In the ninth volume of his large book Darʾ taʿāruḍ al-ʿaql wa-l-naql, which constitutes a precise and extremely informed refutation of rationalist ideas, Ibn Taymiyya (d. 728/1328) devotes almost fifty pages to the refutation of Aristotle’s metaphysical ideas, as presented by Ṯābit b. Qurra (m. 288/901) in his Talḫīṣ.
Unlike philosophers who all presuppose an autonomy of reason in relation to the revelation, Ibn Taymiyya defends the idea that revelation is reason and the starting point of all reasoning.
God cannot be the final cause only (Aristotle’s “unmoved mover”), but must be considered at the same time the efficient cause, which contradicts Aristotle. For Ibn Taymiyya, revelation teaches us that God is both Ilāh (“God”, the final cause as an object of adoration) and Rabb (“Lord”, the efficient cause as a creator). Ibn Taymiyya also refutes the idea that the world is eternal, which is incompatible with revelation, regardless of what philosophers who claim to be Muslim say. Finally, he defends the non-Aristotelian idea that there is willingness in God, as a primary cause. It is by His willingness, and not driven by his desire or by any need, that God creates the world.

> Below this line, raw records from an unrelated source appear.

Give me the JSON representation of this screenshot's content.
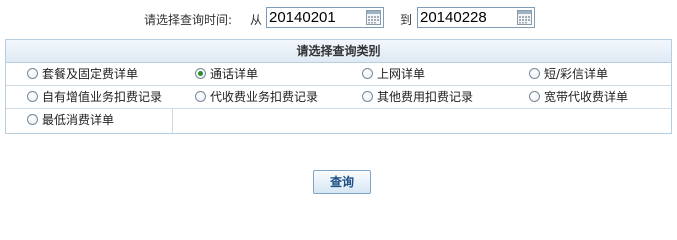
{
  "date_range": {
    "prompt": "请选择查询时间:",
    "from_label": "从",
    "from_value": "20140201",
    "to_label": "到",
    "to_value": "20140228"
  },
  "category": {
    "header": "请选择查询类别",
    "options": [
      {
        "label": "套餐及固定费详单",
        "checked": false
      },
      {
        "label": "通话详单",
        "checked": true
      },
      {
        "label": "上网详单",
        "checked": false
      },
      {
        "label": "短/彩信详单",
        "checked": false
      },
      {
        "label": "自有增值业务扣费记录",
        "checked": false
      },
      {
        "label": "代收费业务扣费记录",
        "checked": false
      },
      {
        "label": "其他费用扣费记录",
        "checked": false
      },
      {
        "label": "宽带代收费详单",
        "checked": false
      },
      {
        "label": "最低消费详单",
        "checked": false
      }
    ]
  },
  "query_button": {
    "label": "查询"
  },
  "icons": {
    "calendar": "calendar-icon"
  },
  "colors": {
    "panel_border": "#b7cde0",
    "header_bg": "#dfeaf5",
    "radio_checked": "#2a8f2a",
    "button_text": "#1c4f86"
  }
}
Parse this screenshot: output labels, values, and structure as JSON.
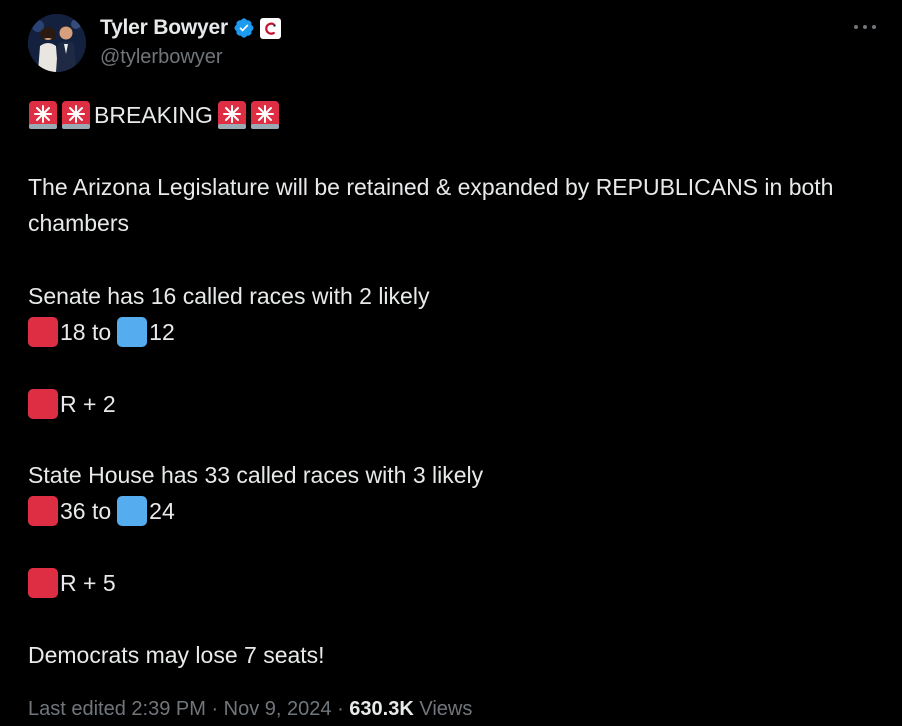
{
  "author": {
    "display_name": "Tyler Bowyer",
    "handle": "@tylerbowyer",
    "verified_icon": "verified-badge-icon",
    "affiliation_icon": "organization-logo-icon"
  },
  "tweet": {
    "headline_text": "BREAKING",
    "paragraph_1": "The Arizona Legislature will be retained & expanded by REPUBLICANS in both chambers",
    "senate_line": "Senate has 16 called races with 2 likely",
    "senate_red": "18 to",
    "senate_blue": "12",
    "senate_net": "R + 2",
    "house_line": "State House has 33 called races with 3 likely",
    "house_red": "36 to",
    "house_blue": "24",
    "house_net": "R + 5",
    "closing": "Democrats may lose 7 seats!"
  },
  "meta": {
    "last_edited": "Last edited 2:39 PM · Nov 9, 2024 · ",
    "views_count": "630.3K",
    "views_label": " Views"
  },
  "colors": {
    "background": "#000000",
    "text": "#e7e9ea",
    "muted": "#71767b",
    "verified": "#1d9bf0",
    "republican_red": "#dd2e44",
    "democrat_blue": "#55acee"
  }
}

The “God of the philosophers”, to use Blaise Pascal’s phrase, is not the revealed Creator God, but only the fruit of the error of a human reason that would be abandoned to itself.